Pierce College offers workforce programs designed to help students reach new career goals and provides opportunities for them to find just the right fit in the job market. One of those programs is PierceWorks.
PierceWorks is only one example of a workforce-supported program, said Jo Ann Baria, the collegeâ€™s vice president of workforce, economic and professional development.
â€œIt is a transition program to help students determine a good career fit,â€ she said, adding that workforce education is defined as pathways for students that lead directly to employment.
Evelyn Brooks, program manager and instructor at PierceWorks, said, â€œIâ€™ve been doing this program for 20 years, so Iâ€™m very passionate about it. I have seen so many changes in peopleâ€™s lives, where they thought they had no hope left.â€
The oldest student Brooks has seen go through the program was 74 years old and collecting unemployment. That student went on to earn a certificate in bookkeeping.
If prospective students are currently collecting unemployment, or have collected it in the last 24 months, they attend the classes for free, said Brooks.
Classes run Monday through Thursday from 8:30 a.m. to 5 p.m. Upon completion of the seven-week course, students receive 20 college credits.
Greg Kronlund knows firsthand how valuable PierceWorks is and how it can change lives. In late 2009, he found himself out of work and collecting unemployment after 41 years in the same job field.
â€œAll of a sudden, everything fell apart and I was unemployed, and with all the skills I had, there was no way I could conceive of being unemployed for a month or so. When I hit 120 days and couldnâ€™t buy an interview at 59 years old, it was suggested I try the PierceWorks program,â€ he said.
That decision changed Kronlundâ€™s life for the better. Using the tools he learned in WorkFirst, he was able to launch a successful, new career.
Kronlund said when he started classes in PierceWorks, the only thing his old resume had done was to alert prospective employers as to how old he was. Through the dependable skills aspect of the class, he learned that he was a strong team leader, and he credits that information as the most important.
â€œNinety-five percent of the people who apply have no idea what their dependable skills are and how to articulate them,â€ he said, adding that when he retooled his resume, he started to get call-backs from employers.
â€œI didnâ€™t see that strength, but my peers did, and when I went back through my professional career and discovered that I could say I was a team leader and I led a sales department to a 107 percent increase in a three-month period of time, that was something I could show on paper,â€ he said.
The classes include 150 hours of human development and career transition and 60 hours of computer work. During this time, Kronlund discovered how badly he felt that he had never gone to college.

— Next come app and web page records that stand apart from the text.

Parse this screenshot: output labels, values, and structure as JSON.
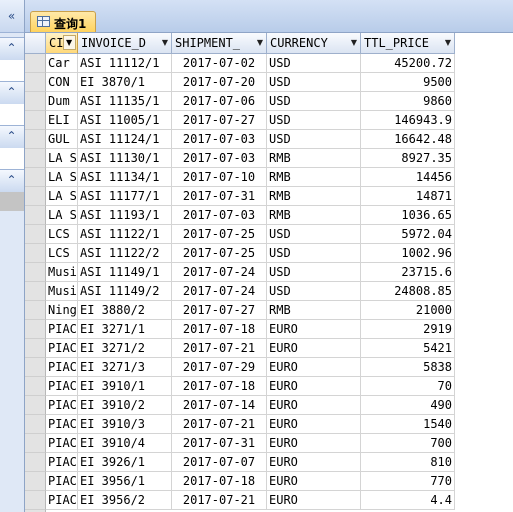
{
  "nav": {
    "collapse_icon": "double-chevron-left",
    "group_icon": "double-chevron-up"
  },
  "tab": {
    "label": "查询1",
    "icon": "query-datasheet-icon"
  },
  "columns": [
    {
      "label": "CI"
    },
    {
      "label": "INVOICE_D"
    },
    {
      "label": "SHIPMENT_"
    },
    {
      "label": "CURRENCY"
    },
    {
      "label": "TTL_PRICE"
    }
  ],
  "rows": [
    {
      "c0": "Car",
      "c1": "ASI 11112/1",
      "c2": "2017-07-02",
      "c3": "USD",
      "c4": "45200.72"
    },
    {
      "c0": "CON",
      "c1": "EI 3870/1",
      "c2": "2017-07-20",
      "c3": "USD",
      "c4": "9500"
    },
    {
      "c0": "Dum",
      "c1": "ASI 11135/1",
      "c2": "2017-07-06",
      "c3": "USD",
      "c4": "9860"
    },
    {
      "c0": "ELI",
      "c1": "ASI 11005/1",
      "c2": "2017-07-27",
      "c3": "USD",
      "c4": "146943.9"
    },
    {
      "c0": "GUL",
      "c1": "ASI 11124/1",
      "c2": "2017-07-03",
      "c3": "USD",
      "c4": "16642.48"
    },
    {
      "c0": "LA S",
      "c1": "ASI 11130/1",
      "c2": "2017-07-03",
      "c3": "RMB",
      "c4": "8927.35"
    },
    {
      "c0": "LA S",
      "c1": "ASI 11134/1",
      "c2": "2017-07-10",
      "c3": "RMB",
      "c4": "14456"
    },
    {
      "c0": "LA S",
      "c1": "ASI 11177/1",
      "c2": "2017-07-31",
      "c3": "RMB",
      "c4": "14871"
    },
    {
      "c0": "LA S",
      "c1": "ASI 11193/1",
      "c2": "2017-07-03",
      "c3": "RMB",
      "c4": "1036.65"
    },
    {
      "c0": "LCS",
      "c1": "ASI 11122/1",
      "c2": "2017-07-25",
      "c3": "USD",
      "c4": "5972.04"
    },
    {
      "c0": "LCS",
      "c1": "ASI 11122/2",
      "c2": "2017-07-25",
      "c3": "USD",
      "c4": "1002.96"
    },
    {
      "c0": "Musi",
      "c1": "ASI 11149/1",
      "c2": "2017-07-24",
      "c3": "USD",
      "c4": "23715.6"
    },
    {
      "c0": "Musi",
      "c1": "ASI 11149/2",
      "c2": "2017-07-24",
      "c3": "USD",
      "c4": "24808.85"
    },
    {
      "c0": "Ning",
      "c1": "EI 3880/2",
      "c2": "2017-07-27",
      "c3": "RMB",
      "c4": "21000"
    },
    {
      "c0": "PIAC",
      "c1": "EI 3271/1",
      "c2": "2017-07-18",
      "c3": "EURO",
      "c4": "2919"
    },
    {
      "c0": "PIAC",
      "c1": "EI 3271/2",
      "c2": "2017-07-21",
      "c3": "EURO",
      "c4": "5421"
    },
    {
      "c0": "PIAC",
      "c1": "EI 3271/3",
      "c2": "2017-07-29",
      "c3": "EURO",
      "c4": "5838"
    },
    {
      "c0": "PIAC",
      "c1": "EI 3910/1",
      "c2": "2017-07-18",
      "c3": "EURO",
      "c4": "70"
    },
    {
      "c0": "PIAC",
      "c1": "EI 3910/2",
      "c2": "2017-07-14",
      "c3": "EURO",
      "c4": "490"
    },
    {
      "c0": "PIAC",
      "c1": "EI 3910/3",
      "c2": "2017-07-21",
      "c3": "EURO",
      "c4": "1540"
    },
    {
      "c0": "PIAC",
      "c1": "EI 3910/4",
      "c2": "2017-07-31",
      "c3": "EURO",
      "c4": "700"
    },
    {
      "c0": "PIAC",
      "c1": "EI 3926/1",
      "c2": "2017-07-07",
      "c3": "EURO",
      "c4": "810"
    },
    {
      "c0": "PIAC",
      "c1": "EI 3956/1",
      "c2": "2017-07-18",
      "c3": "EURO",
      "c4": "770"
    },
    {
      "c0": "PIAC",
      "c1": "EI 3956/2",
      "c2": "2017-07-21",
      "c3": "EURO",
      "c4": "4.4"
    }
  ]
}
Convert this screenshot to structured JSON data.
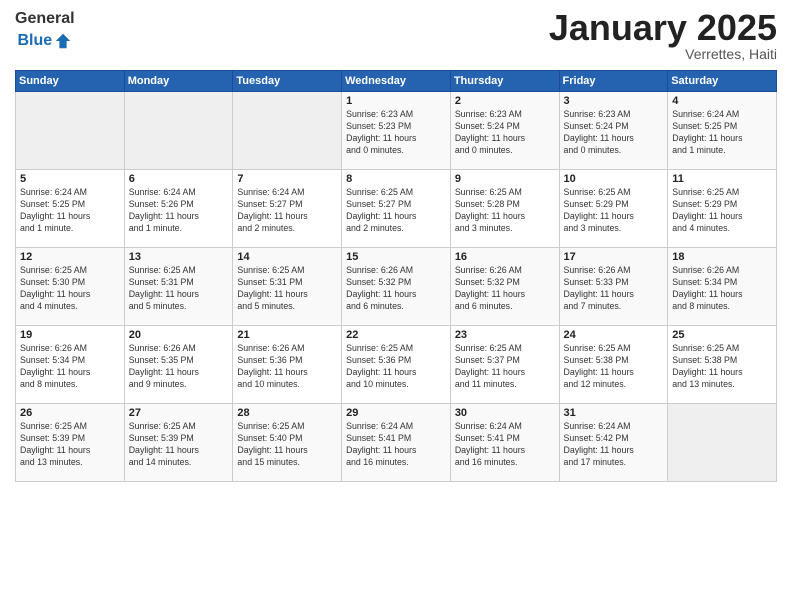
{
  "header": {
    "logo_general": "General",
    "logo_blue": "Blue",
    "month": "January 2025",
    "location": "Verrettes, Haiti"
  },
  "weekdays": [
    "Sunday",
    "Monday",
    "Tuesday",
    "Wednesday",
    "Thursday",
    "Friday",
    "Saturday"
  ],
  "weeks": [
    [
      {
        "day": "",
        "info": ""
      },
      {
        "day": "",
        "info": ""
      },
      {
        "day": "",
        "info": ""
      },
      {
        "day": "1",
        "info": "Sunrise: 6:23 AM\nSunset: 5:23 PM\nDaylight: 11 hours\nand 0 minutes."
      },
      {
        "day": "2",
        "info": "Sunrise: 6:23 AM\nSunset: 5:24 PM\nDaylight: 11 hours\nand 0 minutes."
      },
      {
        "day": "3",
        "info": "Sunrise: 6:23 AM\nSunset: 5:24 PM\nDaylight: 11 hours\nand 0 minutes."
      },
      {
        "day": "4",
        "info": "Sunrise: 6:24 AM\nSunset: 5:25 PM\nDaylight: 11 hours\nand 1 minute."
      }
    ],
    [
      {
        "day": "5",
        "info": "Sunrise: 6:24 AM\nSunset: 5:25 PM\nDaylight: 11 hours\nand 1 minute."
      },
      {
        "day": "6",
        "info": "Sunrise: 6:24 AM\nSunset: 5:26 PM\nDaylight: 11 hours\nand 1 minute."
      },
      {
        "day": "7",
        "info": "Sunrise: 6:24 AM\nSunset: 5:27 PM\nDaylight: 11 hours\nand 2 minutes."
      },
      {
        "day": "8",
        "info": "Sunrise: 6:25 AM\nSunset: 5:27 PM\nDaylight: 11 hours\nand 2 minutes."
      },
      {
        "day": "9",
        "info": "Sunrise: 6:25 AM\nSunset: 5:28 PM\nDaylight: 11 hours\nand 3 minutes."
      },
      {
        "day": "10",
        "info": "Sunrise: 6:25 AM\nSunset: 5:29 PM\nDaylight: 11 hours\nand 3 minutes."
      },
      {
        "day": "11",
        "info": "Sunrise: 6:25 AM\nSunset: 5:29 PM\nDaylight: 11 hours\nand 4 minutes."
      }
    ],
    [
      {
        "day": "12",
        "info": "Sunrise: 6:25 AM\nSunset: 5:30 PM\nDaylight: 11 hours\nand 4 minutes."
      },
      {
        "day": "13",
        "info": "Sunrise: 6:25 AM\nSunset: 5:31 PM\nDaylight: 11 hours\nand 5 minutes."
      },
      {
        "day": "14",
        "info": "Sunrise: 6:25 AM\nSunset: 5:31 PM\nDaylight: 11 hours\nand 5 minutes."
      },
      {
        "day": "15",
        "info": "Sunrise: 6:26 AM\nSunset: 5:32 PM\nDaylight: 11 hours\nand 6 minutes."
      },
      {
        "day": "16",
        "info": "Sunrise: 6:26 AM\nSunset: 5:32 PM\nDaylight: 11 hours\nand 6 minutes."
      },
      {
        "day": "17",
        "info": "Sunrise: 6:26 AM\nSunset: 5:33 PM\nDaylight: 11 hours\nand 7 minutes."
      },
      {
        "day": "18",
        "info": "Sunrise: 6:26 AM\nSunset: 5:34 PM\nDaylight: 11 hours\nand 8 minutes."
      }
    ],
    [
      {
        "day": "19",
        "info": "Sunrise: 6:26 AM\nSunset: 5:34 PM\nDaylight: 11 hours\nand 8 minutes."
      },
      {
        "day": "20",
        "info": "Sunrise: 6:26 AM\nSunset: 5:35 PM\nDaylight: 11 hours\nand 9 minutes."
      },
      {
        "day": "21",
        "info": "Sunrise: 6:26 AM\nSunset: 5:36 PM\nDaylight: 11 hours\nand 10 minutes."
      },
      {
        "day": "22",
        "info": "Sunrise: 6:25 AM\nSunset: 5:36 PM\nDaylight: 11 hours\nand 10 minutes."
      },
      {
        "day": "23",
        "info": "Sunrise: 6:25 AM\nSunset: 5:37 PM\nDaylight: 11 hours\nand 11 minutes."
      },
      {
        "day": "24",
        "info": "Sunrise: 6:25 AM\nSunset: 5:38 PM\nDaylight: 11 hours\nand 12 minutes."
      },
      {
        "day": "25",
        "info": "Sunrise: 6:25 AM\nSunset: 5:38 PM\nDaylight: 11 hours\nand 13 minutes."
      }
    ],
    [
      {
        "day": "26",
        "info": "Sunrise: 6:25 AM\nSunset: 5:39 PM\nDaylight: 11 hours\nand 13 minutes."
      },
      {
        "day": "27",
        "info": "Sunrise: 6:25 AM\nSunset: 5:39 PM\nDaylight: 11 hours\nand 14 minutes."
      },
      {
        "day": "28",
        "info": "Sunrise: 6:25 AM\nSunset: 5:40 PM\nDaylight: 11 hours\nand 15 minutes."
      },
      {
        "day": "29",
        "info": "Sunrise: 6:24 AM\nSunset: 5:41 PM\nDaylight: 11 hours\nand 16 minutes."
      },
      {
        "day": "30",
        "info": "Sunrise: 6:24 AM\nSunset: 5:41 PM\nDaylight: 11 hours\nand 16 minutes."
      },
      {
        "day": "31",
        "info": "Sunrise: 6:24 AM\nSunset: 5:42 PM\nDaylight: 11 hours\nand 17 minutes."
      },
      {
        "day": "",
        "info": ""
      }
    ]
  ]
}
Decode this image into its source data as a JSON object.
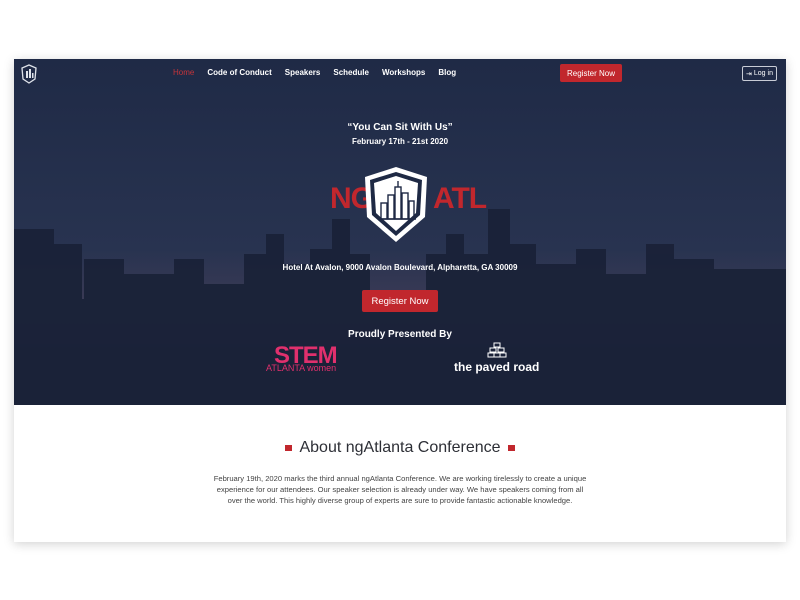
{
  "nav": {
    "items": [
      {
        "label": "Home",
        "active": true
      },
      {
        "label": "Code of Conduct",
        "active": false
      },
      {
        "label": "Speakers",
        "active": false
      },
      {
        "label": "Schedule",
        "active": false
      },
      {
        "label": "Workshops",
        "active": false
      },
      {
        "label": "Blog",
        "active": false
      }
    ],
    "register_label": "Register Now",
    "login_label": "Log in"
  },
  "hero": {
    "tagline": "“You Can Sit With Us”",
    "dates": "February 17th - 21st 2020",
    "logo_left": "NG",
    "logo_right": "ATL",
    "address": "Hotel At Avalon, 9000 Avalon Boulevard, Alpharetta, GA 30009",
    "register_label": "Register Now",
    "presented_by": "Proudly Presented By",
    "sponsors": {
      "stem_label": "STEM",
      "stem_sub": "ATLANTA women",
      "paved_label": "the paved road"
    }
  },
  "about": {
    "title": "About ngAtlanta Conference",
    "text": "February 19th, 2020 marks the third annual ngAtlanta Conference. We are working tirelessly to create a unique experience for our attendees. Our speaker selection is already under way. We have speakers coming from all over the world. This highly diverse group of experts are sure to provide fantastic actionable knowledge."
  },
  "colors": {
    "accent": "#c1272d",
    "hero_bg": "#1e2944",
    "stem_pink": "#e0306d"
  }
}
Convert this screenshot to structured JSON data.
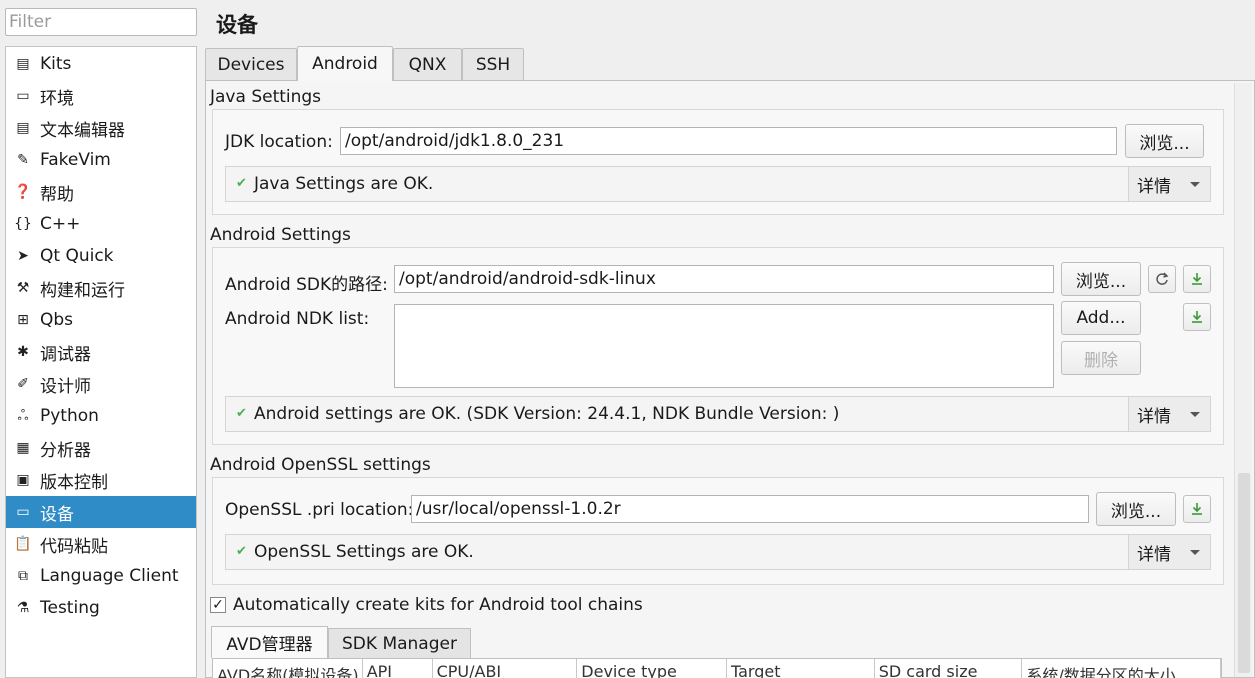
{
  "filter": {
    "placeholder": "Filter"
  },
  "nav": {
    "items": [
      {
        "label": "Kits",
        "icon": "kits-icon",
        "glyph": "▤"
      },
      {
        "label": "环境",
        "icon": "monitor-icon",
        "glyph": "▭"
      },
      {
        "label": "文本编辑器",
        "icon": "text-editor-icon",
        "glyph": "▤"
      },
      {
        "label": "FakeVim",
        "icon": "fakevim-icon",
        "glyph": "✎"
      },
      {
        "label": "帮助",
        "icon": "help-icon",
        "glyph": "❓"
      },
      {
        "label": "C++",
        "icon": "braces-icon",
        "glyph": "{}"
      },
      {
        "label": "Qt Quick",
        "icon": "qtquick-icon",
        "glyph": "➤"
      },
      {
        "label": "构建和运行",
        "icon": "hammer-icon",
        "glyph": "⚒"
      },
      {
        "label": "Qbs",
        "icon": "qbs-icon",
        "glyph": "⊞"
      },
      {
        "label": "调试器",
        "icon": "bug-icon",
        "glyph": "✱"
      },
      {
        "label": "设计师",
        "icon": "pencil-icon",
        "glyph": "✐"
      },
      {
        "label": "Python",
        "icon": "python-icon",
        "glyph": "ஃ"
      },
      {
        "label": "分析器",
        "icon": "analyzer-icon",
        "glyph": "▦"
      },
      {
        "label": "版本控制",
        "icon": "version-control-icon",
        "glyph": "▣"
      },
      {
        "label": "设备",
        "icon": "devices-icon",
        "glyph": "▭"
      },
      {
        "label": "代码粘贴",
        "icon": "paste-icon",
        "glyph": "📋"
      },
      {
        "label": "Language Client",
        "icon": "language-client-icon",
        "glyph": "⧉"
      },
      {
        "label": "Testing",
        "icon": "testing-icon",
        "glyph": "⚗"
      }
    ],
    "selected_index": 14
  },
  "header": {
    "title": "设备"
  },
  "tabs": [
    "Devices",
    "Android",
    "QNX",
    "SSH"
  ],
  "active_tab": "Android",
  "java": {
    "section_title": "Java Settings",
    "jdk_label": "JDK location:",
    "jdk_value": "/opt/android/jdk1.8.0_231",
    "browse_label": "浏览...",
    "status": "Java Settings are OK.",
    "details_label": "详情"
  },
  "android": {
    "section_title": "Android Settings",
    "sdk_label": "Android SDK的路径:",
    "sdk_value": "/opt/android/android-sdk-linux",
    "browse_label": "浏览...",
    "ndk_label": "Android NDK list:",
    "add_label": "Add...",
    "remove_label": "删除",
    "status": "Android settings are OK. (SDK Version: 24.4.1, NDK Bundle Version: )",
    "details_label": "详情"
  },
  "openssl": {
    "section_title": "Android OpenSSL settings",
    "location_label": "OpenSSL .pri location:",
    "location_value": "/usr/local/openssl-1.0.2r",
    "browse_label": "浏览...",
    "status": "OpenSSL Settings are OK.",
    "details_label": "详情"
  },
  "auto_kits": {
    "label": "Automatically create kits for Android tool chains",
    "checked": true
  },
  "subtabs": [
    "AVD管理器",
    "SDK Manager"
  ],
  "avd_columns": [
    "AVD名称(模拟设备)",
    "API",
    "CPU/ABI",
    "Device type",
    "Target",
    "SD card size",
    "系统/数据分区的大小"
  ],
  "colors": {
    "selection": "#308cc6",
    "ok_check": "#4caf50"
  }
}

â€œI didnâ€™t realize how much that bothered me. I got out of high school and went to work and worked straight through for 41 years,â€ he said.
Kronlund said the PierceWorks classes gave him the incentive and understanding about that issue in his life, so he enrolled in a two-year program at Pierce College
â€œI was a 60-year-old freshman taking an associate (degree) in business program,â€ said Kronlund, who graduated at age 62 with a 3.84 grade point average. He now works for PierceWorks as a program assistant, and Woods is his boss.
Baria said that Job Connections at Pierce College is a resource to serve workforce students and community members.
â€œDuring the intake process, students go through orientation and then some career exploration. Job Connections is a place they can go to do that research,â€ said Baria.
Job Connections helps students with resumes and interview skills. It also aids students in finding the career path that meets their interests and talents, as well as providing information about internships and work-study opportunities.
Job Connections manager Danny Marshall said they offer worker-retraining service and provide resources for people to find work.
Woods said she loves the transitions that evolve with students in the PierceWorks classes.
â€œThis affects the studentsâ€™ home lives, too,â€ she said. â€œI cannot tell you how many students I have served over the years who were on the brink of suicide and they came back to school, got degrees and are living life to the fullest.â€
About the writer: Joan Cronk is a freelance writer and frequent contributor to Senior Scene.